▸ **Entries shown**:
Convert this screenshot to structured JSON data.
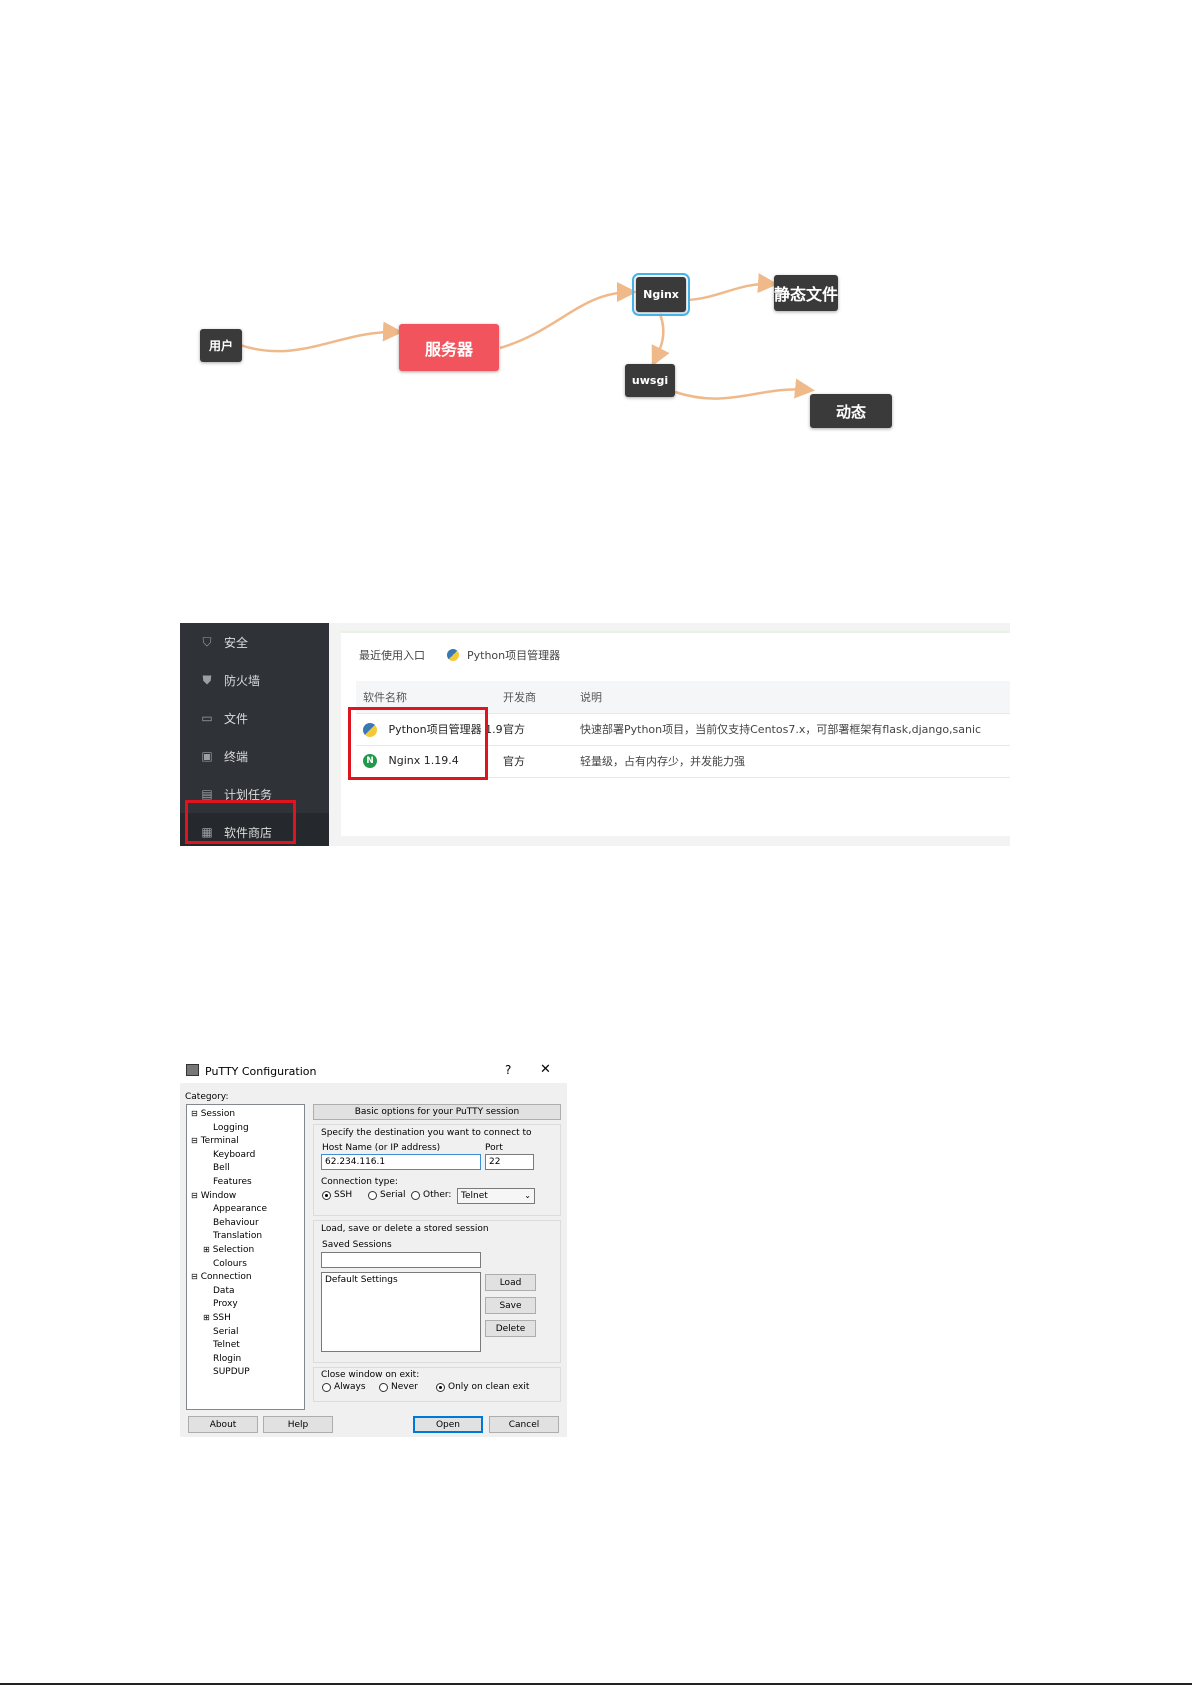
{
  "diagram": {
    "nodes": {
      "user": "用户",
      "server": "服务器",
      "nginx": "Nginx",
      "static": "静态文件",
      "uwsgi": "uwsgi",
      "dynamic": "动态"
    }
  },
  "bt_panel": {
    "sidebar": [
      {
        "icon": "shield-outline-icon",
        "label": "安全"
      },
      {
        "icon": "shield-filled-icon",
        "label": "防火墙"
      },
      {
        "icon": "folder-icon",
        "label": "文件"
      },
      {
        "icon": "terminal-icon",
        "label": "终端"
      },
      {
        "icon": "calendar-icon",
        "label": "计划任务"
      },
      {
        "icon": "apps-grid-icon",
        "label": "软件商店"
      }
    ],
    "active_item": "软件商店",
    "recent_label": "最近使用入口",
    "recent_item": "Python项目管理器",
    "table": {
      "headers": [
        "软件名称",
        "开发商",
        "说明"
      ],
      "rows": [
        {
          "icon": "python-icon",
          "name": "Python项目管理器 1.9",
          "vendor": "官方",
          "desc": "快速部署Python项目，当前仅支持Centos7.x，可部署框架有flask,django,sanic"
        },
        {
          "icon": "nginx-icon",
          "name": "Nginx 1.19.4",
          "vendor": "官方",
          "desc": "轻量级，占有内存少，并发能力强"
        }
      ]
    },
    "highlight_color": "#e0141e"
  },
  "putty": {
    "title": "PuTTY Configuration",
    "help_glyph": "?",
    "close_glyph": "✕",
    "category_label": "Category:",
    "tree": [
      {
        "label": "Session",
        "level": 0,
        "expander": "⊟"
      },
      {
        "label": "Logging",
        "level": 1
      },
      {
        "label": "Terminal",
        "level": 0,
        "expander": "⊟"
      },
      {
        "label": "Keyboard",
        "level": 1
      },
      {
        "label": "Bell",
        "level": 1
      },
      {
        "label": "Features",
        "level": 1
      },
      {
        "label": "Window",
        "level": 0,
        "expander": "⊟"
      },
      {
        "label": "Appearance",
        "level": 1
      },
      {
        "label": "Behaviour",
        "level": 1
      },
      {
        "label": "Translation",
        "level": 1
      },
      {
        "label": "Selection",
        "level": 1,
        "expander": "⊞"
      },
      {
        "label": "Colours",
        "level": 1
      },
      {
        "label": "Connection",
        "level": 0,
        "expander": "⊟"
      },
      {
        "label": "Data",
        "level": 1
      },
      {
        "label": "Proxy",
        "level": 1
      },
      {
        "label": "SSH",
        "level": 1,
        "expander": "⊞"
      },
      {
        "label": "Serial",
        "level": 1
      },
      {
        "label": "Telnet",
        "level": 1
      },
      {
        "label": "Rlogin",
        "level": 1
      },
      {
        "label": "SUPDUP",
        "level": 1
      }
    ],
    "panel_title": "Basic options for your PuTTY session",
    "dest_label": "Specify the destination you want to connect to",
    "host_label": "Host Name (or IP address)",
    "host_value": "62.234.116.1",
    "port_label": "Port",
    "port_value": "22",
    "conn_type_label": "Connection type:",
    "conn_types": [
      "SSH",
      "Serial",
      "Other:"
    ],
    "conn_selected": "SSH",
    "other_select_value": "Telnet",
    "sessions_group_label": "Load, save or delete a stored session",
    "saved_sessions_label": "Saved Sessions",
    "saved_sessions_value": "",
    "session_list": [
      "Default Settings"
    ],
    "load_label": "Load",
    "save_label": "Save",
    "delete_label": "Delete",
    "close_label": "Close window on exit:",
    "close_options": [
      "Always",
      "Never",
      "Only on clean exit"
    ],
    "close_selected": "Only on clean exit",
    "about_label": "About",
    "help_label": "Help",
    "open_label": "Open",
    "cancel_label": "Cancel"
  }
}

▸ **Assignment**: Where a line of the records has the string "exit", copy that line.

▸ **Problem solution**:
    "close_label": "Close window on exit:",
      "Only on clean exit"
    "close_selected": "Only on clean exit",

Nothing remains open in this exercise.